This is one steadfast rule that the majority of hikers will skimp on: Do not overlook the 10 Essentials. Look at the trail, the usage, and the mileage before heading out. Obviously, on extremely short hikes, your list of essentials is going to be smaller. However, if you are hiking on a trail that has a higher potential for something to go wrong, be smart and bring all ten.
Every hiker should also carry food and water for any hike. A quick rule of thumb is that you should drink around one liter of water every two hours and consume at least 200 calories an hour, although take into account you might be on the trail longer than you planned.
Hiking should be a comfortable activity and your clothes should reflect that. Avoid jeans, cotton shirts, open-toed shoes, crocs, and restrictive clothing. If the terrain you’ll be hiking on has rocks, thin materials like yoga pants can get shredded quickly. REI suggests you wear comfortable, yet sturdy pants, sturdy shoes, a brimmed hat, and polyester, nylon, or merino wool.
A note on cotton: While it’s comfortable and breathable, it’s absorbent and isn’t moisture-wicking, so sweat and moisture will stay with you the rest of the hike. It’s uncomfortable at best and dangerous at worst.
Check the weather
Check the weather for the location where you will be hiking the days leading up to your hike and then double check the morning of your adventure. This will make all the difference in the world. Knowing what the temperature, the chance for rain, and wind speeds will be will help you decide what you’ll need to wear and bring to be successful on your trip.
Let someone know where you’re going
Always tell least two people where you are going and when you expect to return. Then stick to your plan and do not deviate from it, unless you have notified your two people on those changes. Once you are back in cell service, contact those people and let them know you are safe and back from the trip. If you aren’t back by the designated time, your contacts should get in touch with the authorities, who can start a search for you. This is honestly one of the simplest ways to stay safe and get rescued should you get stranded on a hike.
Follow the rules
Most hikes have rules posted at the trailhead. These are not suggestions. These rules are there for the safety of you and other hikers and should be taken seriously. All garbage should be packed out and if you have to use the bathroom, do so far from a water source and trail, dig a hole, and bury all biodegradable waste. On every hike, long or short, follow the Leave No Trace Principles and be courteous to your fellow hikers.
Know your abilities—and rest when you need to
You, more than anyone else, know what your body is capable of doing while hiking. The worst thing you can do is to push yourself too hard and get injured or stuck, unable to hike up or down. As soon as you feel out of your comfort zone, take a break, eat some protein, and drink some water/take a rest. If you still feel fatigued after a break of five or ten minutes, showing zero improvement of your health and well-being, call it a day. You are hiking for your enjoyment, so take your time and remember to appreciate the time spent outside.
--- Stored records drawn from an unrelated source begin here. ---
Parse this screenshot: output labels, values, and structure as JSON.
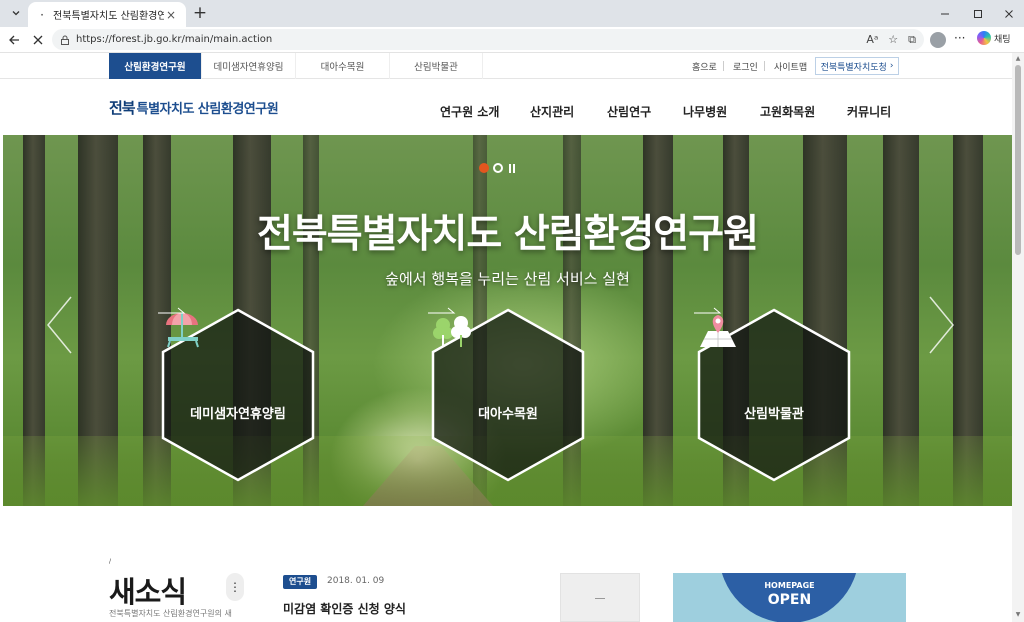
{
  "browser": {
    "tab_title": "전북특별자치도 산림환경연구원",
    "tab_favicon": "loading-dot-icon",
    "new_tab_symbol": "+",
    "url": "https://forest.jb.go.kr/main/main.action",
    "copilot_label": "채팅"
  },
  "site_tabs": {
    "items": [
      "산림환경연구원",
      "데미샘자연휴양림",
      "대아수목원",
      "산림박물관"
    ],
    "active_index": 0
  },
  "util_links": {
    "home": "홈으로",
    "login": "로그인",
    "sitemap": "사이트맵",
    "province": "전북특별자치도청"
  },
  "header": {
    "logo_mark": "전북",
    "logo_text": "특별자치도 산림환경연구원",
    "nav": [
      "연구원 소개",
      "산지관리",
      "산림연구",
      "나무병원",
      "고원화목원",
      "커뮤니티"
    ]
  },
  "hero": {
    "title": "전북특별자치도 산림환경연구원",
    "subtitle": "숲에서 행복을 누리는 산림 서비스 실현",
    "slide_count": 2,
    "active_slide": 1,
    "cards": [
      {
        "label": "데미샘자연휴양림",
        "icon": "parasol-bench-icon"
      },
      {
        "label": "대아수목원",
        "icon": "trees-icon"
      },
      {
        "label": "산림박물관",
        "icon": "map-pin-icon"
      }
    ]
  },
  "news": {
    "deco": "/",
    "title": "새소식",
    "description": "전북특별자치도 산림환경연구원의 새",
    "badge": "연구원",
    "date": "2018. 01. 09",
    "headline": "미감염 확인증 신청 양식",
    "banner_line1": "HOMEPAGE",
    "banner_line2": "OPEN"
  },
  "colors": {
    "brand_blue": "#1d4e8f",
    "active_dot": "#e3561f",
    "banner_bg": "#9ecfde"
  }
}
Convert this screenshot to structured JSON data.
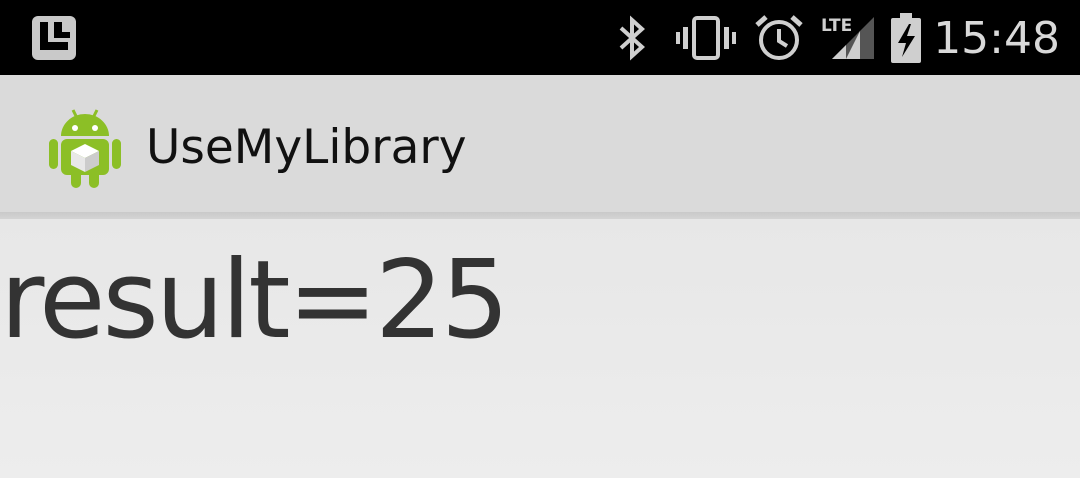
{
  "status_bar": {
    "time": "15:48",
    "network_label": "LTE",
    "icons": [
      "notification-app-icon",
      "bluetooth-icon",
      "vibrate-icon",
      "alarm-icon",
      "lte-signal-icon",
      "battery-charging-icon"
    ]
  },
  "action_bar": {
    "title": "UseMyLibrary",
    "app_icon": "android-robot-icon"
  },
  "main": {
    "result_text": "result=25"
  },
  "colors": {
    "status_bar_bg": "#000000",
    "status_icon": "#d0d0d0",
    "action_bar_bg": "#dadada",
    "content_bg": "#ececec",
    "android_green": "#8cbf26"
  }
}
Stay on the trail
You should always stick to the trail, not just for your safety, but for minimizing impact on the fragile landscapes we enjoy so much. Many injuries and needed rescues occur each day from hikers leaving the trail for a better picture or to make the trip more enjoyable. By staying on the trail, you are also keeping yourself in a well-known area, so if an accident were to occur, Search and Rescue can easily reach you and transport you to safety. Leaving the trail on a hike should only be done for two reasons: to use the bathroom or to avoid an aggressive animal.